That said, John Barros should be on John Connolly’s first-call list right now, and Felix Arroyo on Marty Walsh’s. The supporters of each have a natural place in these respective campaigns. Charlotte Golar-Richie’s support, however, is the prize — and the mystery. Her agenda fits, more or less, with both Walsh’s and Connolly’s.

4. School Transformation. It was Connolly’s mantra, and it carried a lot of weight. But not enough. As Walsh well said on election night, “I am not the one-issue candidate in this election !” Connolly should immediately, if not sooner, grab the administrative reform issue that made Dan Conley a serious contender. Connolly should in particular pick up Conley’s brilliant series of neighborhood brochures listing specific administrative reforms, most of which hit the bulls-eye. Conley and Connolly are natural allies. If Connolly hasn’t called Dan already, he should do so NOW.

5. Unions. Huge, football fan-like support from union activists gave Marty Walsh a big Primary day field force. They got their vote to the polls. Nonetheless, Union support is not a strength for Walsh going forward. Labor activists can get 20,000 voters to the polls. They cannot get the 80,000 or so which will likely be needed to win in November.

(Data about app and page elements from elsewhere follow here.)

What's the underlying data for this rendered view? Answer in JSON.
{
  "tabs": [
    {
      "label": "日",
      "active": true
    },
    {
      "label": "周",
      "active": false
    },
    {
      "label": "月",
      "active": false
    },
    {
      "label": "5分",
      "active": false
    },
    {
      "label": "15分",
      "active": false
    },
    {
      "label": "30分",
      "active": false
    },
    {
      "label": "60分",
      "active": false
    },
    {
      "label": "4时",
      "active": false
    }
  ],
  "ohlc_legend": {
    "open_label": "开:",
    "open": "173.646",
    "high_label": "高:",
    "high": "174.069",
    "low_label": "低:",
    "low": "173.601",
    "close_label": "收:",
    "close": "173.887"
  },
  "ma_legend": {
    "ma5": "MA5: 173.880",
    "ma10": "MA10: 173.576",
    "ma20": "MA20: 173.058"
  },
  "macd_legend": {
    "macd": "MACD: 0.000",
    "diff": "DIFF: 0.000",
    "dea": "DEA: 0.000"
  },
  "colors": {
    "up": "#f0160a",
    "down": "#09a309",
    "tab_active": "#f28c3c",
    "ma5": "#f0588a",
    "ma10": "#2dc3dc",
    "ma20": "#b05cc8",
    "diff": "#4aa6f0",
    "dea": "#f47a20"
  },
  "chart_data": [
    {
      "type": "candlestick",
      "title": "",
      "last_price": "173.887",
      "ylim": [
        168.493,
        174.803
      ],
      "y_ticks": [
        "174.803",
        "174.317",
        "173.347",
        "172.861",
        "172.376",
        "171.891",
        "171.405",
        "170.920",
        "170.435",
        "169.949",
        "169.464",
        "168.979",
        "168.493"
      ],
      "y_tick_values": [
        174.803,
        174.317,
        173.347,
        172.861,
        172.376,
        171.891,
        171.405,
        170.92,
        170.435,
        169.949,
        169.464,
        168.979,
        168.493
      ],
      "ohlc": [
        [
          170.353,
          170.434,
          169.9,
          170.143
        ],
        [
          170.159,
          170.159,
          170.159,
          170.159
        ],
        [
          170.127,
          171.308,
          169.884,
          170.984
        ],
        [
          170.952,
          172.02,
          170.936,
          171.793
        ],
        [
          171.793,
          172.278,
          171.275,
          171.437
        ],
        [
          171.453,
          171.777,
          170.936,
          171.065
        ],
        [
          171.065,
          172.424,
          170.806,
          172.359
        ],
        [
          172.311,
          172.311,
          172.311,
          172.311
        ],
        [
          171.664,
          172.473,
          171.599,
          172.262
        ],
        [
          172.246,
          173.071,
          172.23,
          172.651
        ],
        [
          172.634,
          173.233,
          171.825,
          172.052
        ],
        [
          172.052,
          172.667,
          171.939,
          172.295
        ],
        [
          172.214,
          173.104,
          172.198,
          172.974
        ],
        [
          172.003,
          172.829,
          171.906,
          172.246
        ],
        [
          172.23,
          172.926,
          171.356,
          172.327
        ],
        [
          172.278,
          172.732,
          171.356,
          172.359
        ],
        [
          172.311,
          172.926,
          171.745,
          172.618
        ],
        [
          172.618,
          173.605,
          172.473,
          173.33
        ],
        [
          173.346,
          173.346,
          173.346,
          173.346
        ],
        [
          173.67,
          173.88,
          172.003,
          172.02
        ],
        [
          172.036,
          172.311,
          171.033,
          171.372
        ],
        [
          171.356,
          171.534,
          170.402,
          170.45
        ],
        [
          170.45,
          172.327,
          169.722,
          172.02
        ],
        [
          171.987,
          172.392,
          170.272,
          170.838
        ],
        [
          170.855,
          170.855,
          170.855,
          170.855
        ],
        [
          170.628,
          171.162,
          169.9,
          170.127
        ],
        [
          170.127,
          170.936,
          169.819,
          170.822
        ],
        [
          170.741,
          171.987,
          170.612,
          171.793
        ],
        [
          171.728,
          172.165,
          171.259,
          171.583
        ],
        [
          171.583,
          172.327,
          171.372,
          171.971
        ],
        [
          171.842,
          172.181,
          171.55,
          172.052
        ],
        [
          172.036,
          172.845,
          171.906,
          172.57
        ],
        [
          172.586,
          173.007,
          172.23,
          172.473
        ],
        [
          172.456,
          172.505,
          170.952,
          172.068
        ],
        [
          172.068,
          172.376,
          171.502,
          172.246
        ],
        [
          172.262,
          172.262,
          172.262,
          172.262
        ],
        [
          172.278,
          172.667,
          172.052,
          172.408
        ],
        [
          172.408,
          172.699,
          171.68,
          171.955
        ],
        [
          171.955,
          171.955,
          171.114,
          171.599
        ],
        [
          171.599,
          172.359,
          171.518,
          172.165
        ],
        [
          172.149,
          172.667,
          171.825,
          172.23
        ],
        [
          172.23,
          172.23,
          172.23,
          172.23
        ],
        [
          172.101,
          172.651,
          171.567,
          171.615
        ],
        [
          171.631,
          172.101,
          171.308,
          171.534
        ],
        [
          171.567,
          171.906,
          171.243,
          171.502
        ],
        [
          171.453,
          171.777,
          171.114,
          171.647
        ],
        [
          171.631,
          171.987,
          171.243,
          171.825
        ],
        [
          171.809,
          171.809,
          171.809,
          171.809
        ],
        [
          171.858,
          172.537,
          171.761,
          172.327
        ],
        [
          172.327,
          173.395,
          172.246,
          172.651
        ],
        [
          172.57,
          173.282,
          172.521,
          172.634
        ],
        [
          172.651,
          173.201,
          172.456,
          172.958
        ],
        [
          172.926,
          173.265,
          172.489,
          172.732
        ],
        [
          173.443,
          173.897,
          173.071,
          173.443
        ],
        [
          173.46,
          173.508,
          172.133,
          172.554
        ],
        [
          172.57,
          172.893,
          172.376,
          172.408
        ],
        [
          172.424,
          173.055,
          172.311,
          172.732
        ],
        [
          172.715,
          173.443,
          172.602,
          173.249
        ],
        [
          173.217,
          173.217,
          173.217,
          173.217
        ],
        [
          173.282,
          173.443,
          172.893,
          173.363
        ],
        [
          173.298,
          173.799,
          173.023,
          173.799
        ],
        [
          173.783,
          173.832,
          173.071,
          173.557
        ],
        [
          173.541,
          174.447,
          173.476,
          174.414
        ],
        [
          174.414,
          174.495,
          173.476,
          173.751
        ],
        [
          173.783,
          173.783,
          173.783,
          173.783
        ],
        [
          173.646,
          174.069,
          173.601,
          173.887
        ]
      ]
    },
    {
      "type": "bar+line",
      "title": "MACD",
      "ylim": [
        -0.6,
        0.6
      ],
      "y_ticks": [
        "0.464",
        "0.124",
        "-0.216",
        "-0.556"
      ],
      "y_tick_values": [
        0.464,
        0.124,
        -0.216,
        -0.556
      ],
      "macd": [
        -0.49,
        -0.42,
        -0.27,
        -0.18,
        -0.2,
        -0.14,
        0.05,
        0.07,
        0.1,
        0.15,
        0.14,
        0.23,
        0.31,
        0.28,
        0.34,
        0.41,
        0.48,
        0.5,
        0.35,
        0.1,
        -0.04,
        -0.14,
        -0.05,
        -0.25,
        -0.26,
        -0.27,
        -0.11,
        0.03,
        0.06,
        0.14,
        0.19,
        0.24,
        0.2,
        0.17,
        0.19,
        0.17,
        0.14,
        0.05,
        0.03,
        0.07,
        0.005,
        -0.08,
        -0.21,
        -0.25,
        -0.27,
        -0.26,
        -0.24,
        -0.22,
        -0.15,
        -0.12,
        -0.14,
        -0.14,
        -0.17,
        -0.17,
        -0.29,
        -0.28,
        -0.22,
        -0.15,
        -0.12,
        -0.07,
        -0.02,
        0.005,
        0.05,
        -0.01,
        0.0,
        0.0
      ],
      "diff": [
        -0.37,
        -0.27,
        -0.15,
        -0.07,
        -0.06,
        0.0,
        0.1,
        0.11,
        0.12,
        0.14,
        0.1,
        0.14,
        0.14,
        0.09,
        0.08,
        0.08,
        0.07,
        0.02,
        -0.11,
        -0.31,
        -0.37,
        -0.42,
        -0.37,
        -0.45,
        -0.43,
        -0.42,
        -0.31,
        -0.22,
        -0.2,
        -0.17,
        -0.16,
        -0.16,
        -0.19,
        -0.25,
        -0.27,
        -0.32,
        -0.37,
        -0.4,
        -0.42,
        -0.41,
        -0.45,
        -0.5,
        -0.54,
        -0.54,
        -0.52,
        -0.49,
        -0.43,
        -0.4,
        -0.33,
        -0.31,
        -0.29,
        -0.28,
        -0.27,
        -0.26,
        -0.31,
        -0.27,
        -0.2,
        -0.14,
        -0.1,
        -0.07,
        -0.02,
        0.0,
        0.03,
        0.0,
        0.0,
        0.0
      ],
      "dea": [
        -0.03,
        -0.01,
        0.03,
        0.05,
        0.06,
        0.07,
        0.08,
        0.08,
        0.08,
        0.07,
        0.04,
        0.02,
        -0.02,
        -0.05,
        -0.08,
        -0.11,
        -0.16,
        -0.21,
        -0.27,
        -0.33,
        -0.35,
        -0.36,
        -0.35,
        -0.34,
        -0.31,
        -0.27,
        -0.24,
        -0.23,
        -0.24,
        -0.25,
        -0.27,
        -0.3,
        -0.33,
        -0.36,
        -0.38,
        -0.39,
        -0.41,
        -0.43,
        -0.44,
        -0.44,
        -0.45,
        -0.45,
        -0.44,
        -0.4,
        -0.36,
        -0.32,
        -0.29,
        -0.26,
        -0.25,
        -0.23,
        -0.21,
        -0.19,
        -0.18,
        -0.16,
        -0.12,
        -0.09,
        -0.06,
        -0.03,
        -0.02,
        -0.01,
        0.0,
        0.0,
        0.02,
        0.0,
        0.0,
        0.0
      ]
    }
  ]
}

Unions generate strong opposition even in progressive Boston. No one liked the pressure the Firemen brought to bear on the City budget at their contract time; and the Big Dig, albeit an economic boon, is not forgotten for huge cost overruns in part generated by Union wages. Personally, I have no problem at all with union wages; hard working people deserve great pay. But the Unions that negotiate such pay often use tactics that alienate large swaths of people — who do not forget. Walsh needs badly to convince those who did not vote for him that he is not Walter Reuther.

That said, the construction workers and the Firemen at least have strong ties to Boston people, ties that remain, at least in part, because these Unions are led by shrewd political leaders (of whom Walsh himself was one). The same cannot be said of the Boston Teachers Union (BTU). It endorsed two losing candidates — Felix Arroyo, justifiably; Rob Consalvo much less so — and now stands out in the cold. Neither Connolly nor Walsh are likely to enact the BTU’s agenda, especially its opposition to charter schools — schools backed by a huge majority of Boston voters — a meaningful longer school day, giving principals power to choose their teachers, or the seniority rules that caused 2012’s “teacher of the year’ to be laid off because he was junior in time on the job. Had the BTU acted shrewdly — by endorsing Connolly, for making the schools a prime issue, saying something like “we differ with Connolly on how, but we agree with him on the need for reform” — it would now be in a strong position to see some of its agenda included in the Connolly package. Didn’t happen.

6. A majority of the November winner’s vote will come from people who DID NOT vote for him yesterday. How does a candidate win the votes of those who did not choose him first ? One principle cries out : these voters will now vote for the candidate they DIS-like less. Thus the need that I presented earlier, to run a negative campaign; to DIFFER with the opponent, passionately. And there is plenty to differ with, for both Connolly and Walsh. Plenty on many fronts.

—- —- —-

A Final word from me : the campaign trend that I most reject is already developing : both campaigns are becoming institutionalized. Television theater. Connolly’s already had done so. Now Walsh’s too. This I hate. It makes the campaigns look phony and sound plastic. We have enough Plastic Men in our politics. I do not want to see Walsh or Connolly standing on a stage with an American flag behind them, like a President — which they aren’t — and what looks like a diversity audience at an Oprah show. Diversity is wonderful, but in such calculated displays it looks like window dressing. Let’s see Connolly or Walsh on stage by themselves, with no flags or fooforaw, just them, speaking to us all out in the crowd, on the street like a jury of 175,000.

— Michael Freedberg / Here and Sphere